Regarding GI: low is anything under 55; moderate is 56-69, and 70+ is considered a high GI food.

Remember, this is a measure of how fast a carbohydrate containing food is digested and raised your blood sugar. It’s not a measure of the sugar content of the food.

How the carbohydrates in food affect your blood sugar level depend on other components of the food. Things like fiber and protein can slow the release of sugar into the bloodstream, and this can make even a high-sugar food, low on the GI scale.

So, lower GI foods are better at keeping your blood sugar levels stable because they don’t increase your blood sugar level as fast.

Glycemic Load (“how much”)

The glycemic load is different.
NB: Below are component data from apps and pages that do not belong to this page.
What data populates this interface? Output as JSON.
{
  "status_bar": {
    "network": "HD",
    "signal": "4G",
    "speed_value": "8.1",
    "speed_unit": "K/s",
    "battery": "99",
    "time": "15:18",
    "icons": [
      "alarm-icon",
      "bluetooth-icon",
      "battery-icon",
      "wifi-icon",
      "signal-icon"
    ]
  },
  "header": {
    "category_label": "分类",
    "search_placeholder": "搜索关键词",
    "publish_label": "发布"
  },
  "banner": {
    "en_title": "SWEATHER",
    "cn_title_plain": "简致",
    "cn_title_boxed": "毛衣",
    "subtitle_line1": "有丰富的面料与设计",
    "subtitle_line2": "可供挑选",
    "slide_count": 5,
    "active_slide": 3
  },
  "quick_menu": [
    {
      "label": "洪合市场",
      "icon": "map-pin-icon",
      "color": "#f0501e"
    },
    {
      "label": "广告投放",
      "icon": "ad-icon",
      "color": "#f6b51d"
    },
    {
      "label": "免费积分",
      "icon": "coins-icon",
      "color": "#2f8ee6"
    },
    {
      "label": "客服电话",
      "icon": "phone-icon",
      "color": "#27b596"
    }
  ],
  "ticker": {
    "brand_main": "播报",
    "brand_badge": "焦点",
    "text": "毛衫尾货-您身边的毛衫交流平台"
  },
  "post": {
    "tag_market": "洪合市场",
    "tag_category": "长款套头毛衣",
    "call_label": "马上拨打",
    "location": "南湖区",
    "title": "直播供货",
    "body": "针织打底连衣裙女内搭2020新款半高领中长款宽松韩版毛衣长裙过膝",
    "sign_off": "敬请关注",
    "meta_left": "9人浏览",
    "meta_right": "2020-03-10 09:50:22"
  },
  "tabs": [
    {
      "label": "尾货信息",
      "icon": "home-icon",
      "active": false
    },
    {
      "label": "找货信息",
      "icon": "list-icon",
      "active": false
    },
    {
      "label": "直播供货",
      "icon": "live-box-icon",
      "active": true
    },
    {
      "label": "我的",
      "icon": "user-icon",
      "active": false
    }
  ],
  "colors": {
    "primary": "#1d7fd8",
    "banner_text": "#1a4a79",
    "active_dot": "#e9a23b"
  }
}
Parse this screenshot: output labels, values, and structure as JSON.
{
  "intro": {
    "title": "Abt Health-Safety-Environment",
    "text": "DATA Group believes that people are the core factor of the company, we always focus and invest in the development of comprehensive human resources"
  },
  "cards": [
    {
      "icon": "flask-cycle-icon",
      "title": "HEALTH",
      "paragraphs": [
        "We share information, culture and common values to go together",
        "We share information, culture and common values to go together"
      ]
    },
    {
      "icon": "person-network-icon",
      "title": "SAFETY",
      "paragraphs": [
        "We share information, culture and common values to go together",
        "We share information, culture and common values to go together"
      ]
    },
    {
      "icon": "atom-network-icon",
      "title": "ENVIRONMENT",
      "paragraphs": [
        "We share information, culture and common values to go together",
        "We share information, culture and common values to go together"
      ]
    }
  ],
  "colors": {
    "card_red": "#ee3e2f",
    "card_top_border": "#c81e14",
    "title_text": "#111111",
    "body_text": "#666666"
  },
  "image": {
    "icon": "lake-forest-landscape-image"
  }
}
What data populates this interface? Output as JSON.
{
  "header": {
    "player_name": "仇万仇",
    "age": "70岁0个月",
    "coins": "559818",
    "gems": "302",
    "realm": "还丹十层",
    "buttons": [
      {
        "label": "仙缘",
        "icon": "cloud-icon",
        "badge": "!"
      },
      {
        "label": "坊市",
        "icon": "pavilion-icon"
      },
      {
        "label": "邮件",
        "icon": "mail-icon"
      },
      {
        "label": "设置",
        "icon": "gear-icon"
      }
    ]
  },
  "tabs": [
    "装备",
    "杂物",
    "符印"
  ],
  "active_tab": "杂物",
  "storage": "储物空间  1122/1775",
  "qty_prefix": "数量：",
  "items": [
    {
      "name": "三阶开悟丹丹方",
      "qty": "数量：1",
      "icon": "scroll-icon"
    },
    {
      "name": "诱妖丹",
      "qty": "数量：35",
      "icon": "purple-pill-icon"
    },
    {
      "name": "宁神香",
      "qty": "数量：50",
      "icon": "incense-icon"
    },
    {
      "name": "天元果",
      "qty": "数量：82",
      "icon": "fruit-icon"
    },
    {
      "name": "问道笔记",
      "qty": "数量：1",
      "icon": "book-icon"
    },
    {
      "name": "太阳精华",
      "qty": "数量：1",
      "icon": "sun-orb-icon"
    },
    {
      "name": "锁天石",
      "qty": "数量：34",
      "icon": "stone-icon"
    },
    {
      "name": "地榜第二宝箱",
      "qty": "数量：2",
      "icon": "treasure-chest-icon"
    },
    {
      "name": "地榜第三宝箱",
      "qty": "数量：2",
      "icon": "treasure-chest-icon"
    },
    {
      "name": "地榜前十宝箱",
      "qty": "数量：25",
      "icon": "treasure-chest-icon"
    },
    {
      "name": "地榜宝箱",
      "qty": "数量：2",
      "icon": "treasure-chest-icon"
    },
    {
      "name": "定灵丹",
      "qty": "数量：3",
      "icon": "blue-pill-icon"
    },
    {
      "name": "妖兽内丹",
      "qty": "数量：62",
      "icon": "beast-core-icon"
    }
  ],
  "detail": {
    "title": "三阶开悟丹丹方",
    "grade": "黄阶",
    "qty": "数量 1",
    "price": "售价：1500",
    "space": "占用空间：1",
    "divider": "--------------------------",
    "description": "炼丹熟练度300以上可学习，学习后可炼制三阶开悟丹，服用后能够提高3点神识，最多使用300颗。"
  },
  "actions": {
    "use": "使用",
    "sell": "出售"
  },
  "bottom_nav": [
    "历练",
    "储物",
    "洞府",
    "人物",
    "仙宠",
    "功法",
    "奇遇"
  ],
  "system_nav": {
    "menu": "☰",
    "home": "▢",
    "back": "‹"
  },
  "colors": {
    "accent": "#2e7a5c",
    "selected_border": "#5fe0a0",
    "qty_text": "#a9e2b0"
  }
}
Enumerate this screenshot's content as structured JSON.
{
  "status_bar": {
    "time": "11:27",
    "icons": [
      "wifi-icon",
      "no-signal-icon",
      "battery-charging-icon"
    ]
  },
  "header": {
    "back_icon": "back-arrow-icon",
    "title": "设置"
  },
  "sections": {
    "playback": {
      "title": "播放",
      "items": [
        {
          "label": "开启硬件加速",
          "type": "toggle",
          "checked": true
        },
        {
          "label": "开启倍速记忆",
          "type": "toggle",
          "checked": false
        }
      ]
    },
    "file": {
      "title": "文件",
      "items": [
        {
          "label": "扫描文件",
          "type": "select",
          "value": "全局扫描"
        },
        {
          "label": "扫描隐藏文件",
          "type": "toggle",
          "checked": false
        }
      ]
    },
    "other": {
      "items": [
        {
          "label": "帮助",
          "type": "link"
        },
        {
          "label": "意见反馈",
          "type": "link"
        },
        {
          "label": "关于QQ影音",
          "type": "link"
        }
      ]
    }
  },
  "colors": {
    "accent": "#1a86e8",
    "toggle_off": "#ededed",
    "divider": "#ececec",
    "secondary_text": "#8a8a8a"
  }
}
Glycemic load (GL) doesn’t take into account how quickly your blood sugar “spikes”, but it looks at how high that spike is. Basically, how much the food increases your blood sugar.

GL depends on two things. First, how much sugar is actually in the food. Second, how much of the food is typically eaten.

Low GL would be 0-10, moderate GL would be 10-20, and high GL would 20+.

Example of GL and GI

So, let’s compare average (120 g) servings of bananas and oranges:

Food              GI            Serving size (g)            GL per serving
Banana           48                    120                                      11
Orange            45                    120                                      5
*Excerpt from: Harvard Health Publications, Glycemic index and glycemic load for 100+ foods

As you can see, the banana and orange have almost the same glycemic index.; this means they both raise your blood sugar in about the same amount of time.

But, the average banana raises the blood sugar twice as high (11) as the orange does (5). So, it contains more overall sugar than the same amount (120 g) of orange.

Of course, this is all relative. A GL of 11 is not high at all. Please keep eating whole fruits. 🙂

What does this all mean for your health?

While we tend to think of blood sugar only in relation to diabetes, poor blood sugar balance causes a whole host of other issues long before it causes diabetes. If you are struggling with your weight and/or think you have a hormone imbalance than you should be aware of the effects that foods have on your blood sugar. Understanding glycemic index and glycemic load are a couple tools that can help you with this.

The GI and GL are just two factors to consider when it comes to blood sugar. Some high GI foods are pretty good for you but if you want to reduce the impact on your blood sugar, have them with a high-fiber or high-protein food.

Here is a low GI recipe to get your started with better managing your blood sugar.

Recipe (low GI): Mediterranean Salad

Serves 2

1 cucumber, chopped
½ cup chickpeas, drained and rinsed
½ cup black or kalamata olives
¼ red onion, diced
½ cup cherry tomatoes, halved
¼ cup extra virgin olive oil

1 tbsp apple cider vinegar
2 tbsp lemon juice
1 tsp garlic
1 tsp basil
½ tsp oregano
1 dash sea salt
1 dash black pepper

Place first five ingredients together in a bowl.

Add remaining ingredients to a jar (to make the dressing) with a tight-fitting lid and shake vigorously.

Add dressing to salad and gently toss.

Serve & enjoy!

Tip: Add chopped avocado for even more fiber and healthy fat.